Facebook and other social media sites are facing increased questions about privacy, in the wake of recent revelations about Cambridge Analytica’s use of consumer data. Here’s how you can evaluate and improve the privacy of your own social media accounts.
As a result of this increased scrutiny, Facebook and other sites are changing the way users can access, review, and download their data. Facebook has improved its security and privacy features, which you will find under Settings. Other sites offer similar features. Google, for example, walks consumers through the process of locking down their Google accounts.
Our personal details may not seem valuable, but when aggregated with other data, they can be a marketing gold mine. They can also be used against us. For example, many online polls ask questions that are similar to the security questions used by banks, like “Where did you go to high school?” or “What was the name of your first pet?” By collecting this data from your social media, a criminal can gain access to your bank accounts. Is playing a fun Facebook poll worth trading access to your bank account? Most people would say no, yet many still click without thinking of the potential consequences.

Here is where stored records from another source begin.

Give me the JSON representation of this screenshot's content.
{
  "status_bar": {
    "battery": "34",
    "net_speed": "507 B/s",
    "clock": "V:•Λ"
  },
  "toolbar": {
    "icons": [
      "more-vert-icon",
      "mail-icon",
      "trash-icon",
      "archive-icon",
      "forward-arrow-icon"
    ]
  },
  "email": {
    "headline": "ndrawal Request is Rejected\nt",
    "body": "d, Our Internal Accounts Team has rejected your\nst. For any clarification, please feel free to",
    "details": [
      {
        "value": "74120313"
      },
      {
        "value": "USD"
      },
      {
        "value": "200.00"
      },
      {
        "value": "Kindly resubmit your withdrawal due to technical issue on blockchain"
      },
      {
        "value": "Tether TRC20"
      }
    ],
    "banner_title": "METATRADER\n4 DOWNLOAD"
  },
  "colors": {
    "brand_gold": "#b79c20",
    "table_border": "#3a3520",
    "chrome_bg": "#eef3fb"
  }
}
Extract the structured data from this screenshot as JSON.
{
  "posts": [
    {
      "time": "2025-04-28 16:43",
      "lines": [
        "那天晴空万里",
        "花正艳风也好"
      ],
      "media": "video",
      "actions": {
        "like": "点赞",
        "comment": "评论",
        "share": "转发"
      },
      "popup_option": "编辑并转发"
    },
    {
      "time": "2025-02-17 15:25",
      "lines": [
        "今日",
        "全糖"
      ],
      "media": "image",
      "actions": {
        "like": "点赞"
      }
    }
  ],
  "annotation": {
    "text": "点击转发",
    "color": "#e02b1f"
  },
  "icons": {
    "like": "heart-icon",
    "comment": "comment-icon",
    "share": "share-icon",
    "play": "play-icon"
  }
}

As the Cambridge Analytica situation demonstrates, innocuous-looking social media apps and polls can be a smokescreen for data collection. The apps may be fun, but the privacy risk is not. Limit which apps you use on social media, and only use apps from reputable developers. Remember, app reviews can be faked. Periodically check your app permissions and adjust them accordingly. Ask yourself, am I willing to trade access to my private information in exchange for the features offered by this app? If the answer is no, or you’re not certain, consider not using it.
It’s not just our own privacy we need to be concerned about, but that of our friends. Many people received notices from Facebook that, although they themselves did not use the app used by Cambridge Analytica, some of their friends did. If you have people on your friends list who are not careful about sharing, remind them of the risks. If they continue, and are putting your own information at risk, you might want to mute or even unfriend them. It’s also worth going through your friends list and removing people you no longer talk to, or whom you met once years ago and haven’t spoken to since.
Now is a good time to change your password to a strong one that is not used elsewhere, and to enable two-factor authentication. As always, use a good antivirus product. Modern web browsers offer features that can help protect consumer privacy.
Remember, nothing on the Internet is truly private, no matter what the settings are. Data can be stored and transferred in ways that are difficult if not impossible for consumers to track. It’s up to us to decide how much information we are willing to divulge online. You can still share, but before you do, ask yourself if this is information you’re willing to make public. When in doubt, don’t post.
• Triona Guidry is a computer specialist and freelance writer. Her Tech Tips blog www.guidryconsulting.com/techtips offers tech support advice for Windows and Mac.